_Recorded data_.
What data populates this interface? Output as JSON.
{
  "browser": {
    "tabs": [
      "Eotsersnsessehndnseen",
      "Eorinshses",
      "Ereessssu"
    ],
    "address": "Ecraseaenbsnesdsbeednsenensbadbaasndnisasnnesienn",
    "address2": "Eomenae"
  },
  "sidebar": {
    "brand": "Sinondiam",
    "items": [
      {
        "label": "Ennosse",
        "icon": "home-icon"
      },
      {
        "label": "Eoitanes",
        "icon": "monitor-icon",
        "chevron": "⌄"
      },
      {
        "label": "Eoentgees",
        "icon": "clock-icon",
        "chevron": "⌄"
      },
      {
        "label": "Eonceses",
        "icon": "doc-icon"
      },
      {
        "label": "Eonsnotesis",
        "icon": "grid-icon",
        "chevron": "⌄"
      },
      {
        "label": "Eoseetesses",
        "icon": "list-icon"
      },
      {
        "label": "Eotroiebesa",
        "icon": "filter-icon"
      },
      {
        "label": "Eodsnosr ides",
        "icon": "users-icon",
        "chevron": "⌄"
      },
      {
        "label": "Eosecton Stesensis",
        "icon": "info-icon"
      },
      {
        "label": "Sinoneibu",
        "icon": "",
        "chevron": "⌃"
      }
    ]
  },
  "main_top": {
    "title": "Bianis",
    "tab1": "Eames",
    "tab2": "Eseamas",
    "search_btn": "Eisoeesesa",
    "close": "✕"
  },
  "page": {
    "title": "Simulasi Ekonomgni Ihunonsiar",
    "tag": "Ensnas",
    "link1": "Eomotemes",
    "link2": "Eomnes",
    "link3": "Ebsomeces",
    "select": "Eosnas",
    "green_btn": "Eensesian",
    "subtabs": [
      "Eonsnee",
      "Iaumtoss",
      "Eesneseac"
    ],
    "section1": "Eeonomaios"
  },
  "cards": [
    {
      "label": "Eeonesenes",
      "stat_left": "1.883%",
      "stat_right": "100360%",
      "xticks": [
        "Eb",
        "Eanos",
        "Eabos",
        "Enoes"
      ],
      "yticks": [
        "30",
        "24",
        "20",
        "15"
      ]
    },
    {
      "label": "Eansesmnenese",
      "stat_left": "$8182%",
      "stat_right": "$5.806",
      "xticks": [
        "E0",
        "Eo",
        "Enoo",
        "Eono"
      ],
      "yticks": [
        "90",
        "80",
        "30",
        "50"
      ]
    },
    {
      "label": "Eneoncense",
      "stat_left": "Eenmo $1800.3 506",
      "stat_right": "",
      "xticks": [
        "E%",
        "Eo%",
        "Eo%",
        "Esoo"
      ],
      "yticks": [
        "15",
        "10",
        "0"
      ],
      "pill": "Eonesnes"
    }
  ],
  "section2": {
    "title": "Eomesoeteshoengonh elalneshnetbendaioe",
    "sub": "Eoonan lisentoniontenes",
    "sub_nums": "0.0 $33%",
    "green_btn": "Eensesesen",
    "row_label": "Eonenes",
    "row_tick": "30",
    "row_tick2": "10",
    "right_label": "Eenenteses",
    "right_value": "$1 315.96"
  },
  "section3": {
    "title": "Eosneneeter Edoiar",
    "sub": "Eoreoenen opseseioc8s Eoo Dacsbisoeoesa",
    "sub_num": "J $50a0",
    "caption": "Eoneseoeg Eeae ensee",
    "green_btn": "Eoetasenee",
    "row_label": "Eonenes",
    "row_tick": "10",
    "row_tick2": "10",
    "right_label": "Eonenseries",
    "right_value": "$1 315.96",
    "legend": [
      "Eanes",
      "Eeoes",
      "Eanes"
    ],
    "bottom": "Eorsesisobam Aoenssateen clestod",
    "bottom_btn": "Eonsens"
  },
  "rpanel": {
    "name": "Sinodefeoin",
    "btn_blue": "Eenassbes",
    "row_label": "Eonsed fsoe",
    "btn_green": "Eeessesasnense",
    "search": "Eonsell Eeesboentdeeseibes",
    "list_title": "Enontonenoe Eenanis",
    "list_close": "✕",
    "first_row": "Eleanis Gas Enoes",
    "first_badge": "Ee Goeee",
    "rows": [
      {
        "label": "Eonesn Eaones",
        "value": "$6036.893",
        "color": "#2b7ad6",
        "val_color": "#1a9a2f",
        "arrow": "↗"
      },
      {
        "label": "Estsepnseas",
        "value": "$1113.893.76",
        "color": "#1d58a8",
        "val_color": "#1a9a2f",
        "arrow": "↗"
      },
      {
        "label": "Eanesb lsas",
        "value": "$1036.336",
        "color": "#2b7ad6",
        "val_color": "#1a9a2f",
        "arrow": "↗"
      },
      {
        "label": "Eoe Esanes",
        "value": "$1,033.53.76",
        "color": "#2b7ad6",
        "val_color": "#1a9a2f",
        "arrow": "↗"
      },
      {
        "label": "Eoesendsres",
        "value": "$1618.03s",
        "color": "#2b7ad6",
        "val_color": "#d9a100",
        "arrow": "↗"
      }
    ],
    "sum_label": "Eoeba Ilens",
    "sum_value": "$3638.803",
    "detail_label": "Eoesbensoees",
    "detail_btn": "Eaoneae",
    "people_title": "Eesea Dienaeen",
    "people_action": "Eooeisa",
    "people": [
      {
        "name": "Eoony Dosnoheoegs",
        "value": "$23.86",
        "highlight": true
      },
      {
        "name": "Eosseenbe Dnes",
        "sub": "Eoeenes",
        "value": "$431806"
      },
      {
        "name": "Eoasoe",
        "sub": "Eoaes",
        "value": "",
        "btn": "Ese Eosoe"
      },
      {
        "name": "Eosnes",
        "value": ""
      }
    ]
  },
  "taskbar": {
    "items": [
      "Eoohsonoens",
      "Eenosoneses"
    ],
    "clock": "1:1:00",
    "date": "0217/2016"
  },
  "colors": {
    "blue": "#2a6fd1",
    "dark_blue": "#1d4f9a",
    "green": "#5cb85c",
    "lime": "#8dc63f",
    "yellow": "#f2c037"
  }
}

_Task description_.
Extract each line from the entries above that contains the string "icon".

_Response for this exercise_.
        "icon": "home-icon"
        "icon": "monitor-icon",
        "icon": "clock-icon",
        "icon": "doc-icon"
        "icon": "grid-icon",
        "icon": "list-icon"
        "icon": "filter-icon"
        "icon": "users-icon",
        "icon": "info-icon"
        "icon": "",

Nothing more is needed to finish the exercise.